Canada has banned marijuana possession since 1923 and allowed medicinal use since 2001. It is the second country in the world to fully legalize marijuana, the first being Uruguay in South America.
Justin Trudeau told a news conference that to give the provinces time to prepare fully, including setting up online sales and physical stores, improving distribution and regulatory mechanisms, and getting things right, legalization of marijuana is scheduled for October 17, 2018.
Canada's justice minister, Jody Wilson-Raybould, said it was a historic bill, but stressed that non-medicinal marijuana was still illegal until the official date of full legalization.
When the legalization act takes effect, Canadian adults will be able to buy marijuana or sesame oil at qualified stores, hold up to 30 grams of dried marijuana in public, or grow up to four POTS of pot at home. The legal age to buy marijuana is 18 under federal rules, but some provinces have them as 19. The penalty is up to 14 years in prison for the illegal sale of marijuana to teenagers.
In addition, all cannabis packaging must be very simple, with harsh health warnings. Edible marijuana products will not be allowed for at least a year.
Many expect a lot of bumps in the road. Additional legislation aimed at enforcing the law on alcohol or drug use is pending in the Senate. It is also a question of whether those convicted of illegal marijuana possession in the past will be granted amnesty; How to protect the rights of people who do not use marijuana and make sure that teenagers stay away from the temptation of marijuana, more attention.
Most countries, with the exception of Canada and Uruguay, have banned marijuana altogether, but in recent years it has been decriminalized in some places. The British government recently said it would review the use of medicinal marijuana.
Medicinal marijuana is now legal in 14 European countries, Israel, Argentina, Puerto Rico, Panama, Mexico, Turkey, Zambia, and Zimbabwe.
Medical marijuana is permitted in Washington and 29 states, nine of which allow both medical and personal use.

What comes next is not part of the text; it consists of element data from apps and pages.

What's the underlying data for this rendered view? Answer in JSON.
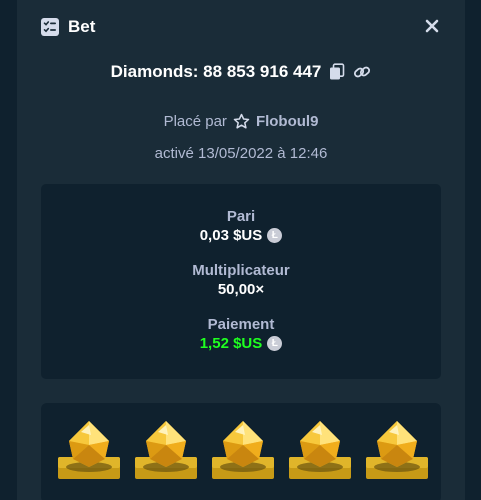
{
  "modal": {
    "title": "Bet",
    "title_icon": "bet-slip-icon",
    "close_icon": "close-icon"
  },
  "game": {
    "label": "Diamonds: 88 853 916 447",
    "copy_icon": "copy-icon",
    "link_icon": "link-icon"
  },
  "placed": {
    "prefix": "Placé par",
    "user": "Floboul9",
    "user_icon": "star-icon"
  },
  "date": "activé 13/05/2022 à 12:46",
  "stats": {
    "bet_label": "Pari",
    "bet_value": "0,03 $US",
    "multiplier_label": "Multiplicateur",
    "multiplier_value": "50,00×",
    "payout_label": "Paiement",
    "payout_value": "1,52 $US",
    "currency_icon": "litecoin-icon"
  },
  "board": {
    "tiles": [
      "yellow-gem",
      "yellow-gem",
      "yellow-gem",
      "yellow-gem",
      "yellow-gem"
    ]
  },
  "colors": {
    "background": "#1a2c38",
    "panel": "#0f212e",
    "muted_text": "#b1bad3",
    "win": "#1fff20",
    "gem": "#f5c23a"
  }
}
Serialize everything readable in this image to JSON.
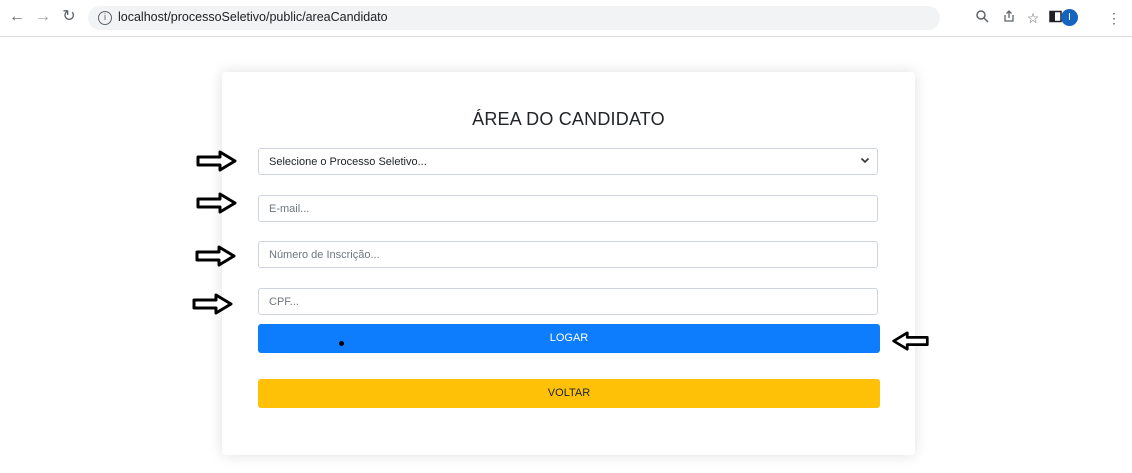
{
  "browser": {
    "url": "localhost/processoSeletivo/public/areaCandidato",
    "profile_initial": "I"
  },
  "form": {
    "title": "ÁREA DO CANDIDATO",
    "process_select": {
      "selected": "Selecione o Processo Seletivo..."
    },
    "email": {
      "placeholder": "E-mail..."
    },
    "inscricao": {
      "placeholder": "Número de Inscrição..."
    },
    "cpf": {
      "placeholder": "CPF..."
    },
    "login_label": "LOGAR",
    "back_label": "VOLTAR"
  },
  "colors": {
    "primary": "#0d7dfd",
    "warning": "#ffc107",
    "annotation_arrow": "#000000"
  }
}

Countries such as Spain, the Netherlands, Portugal, Slovenia, Jamaica, Chile, Peru, Colombia, Ecuador, and Luxembourg have legislated to ease personal use.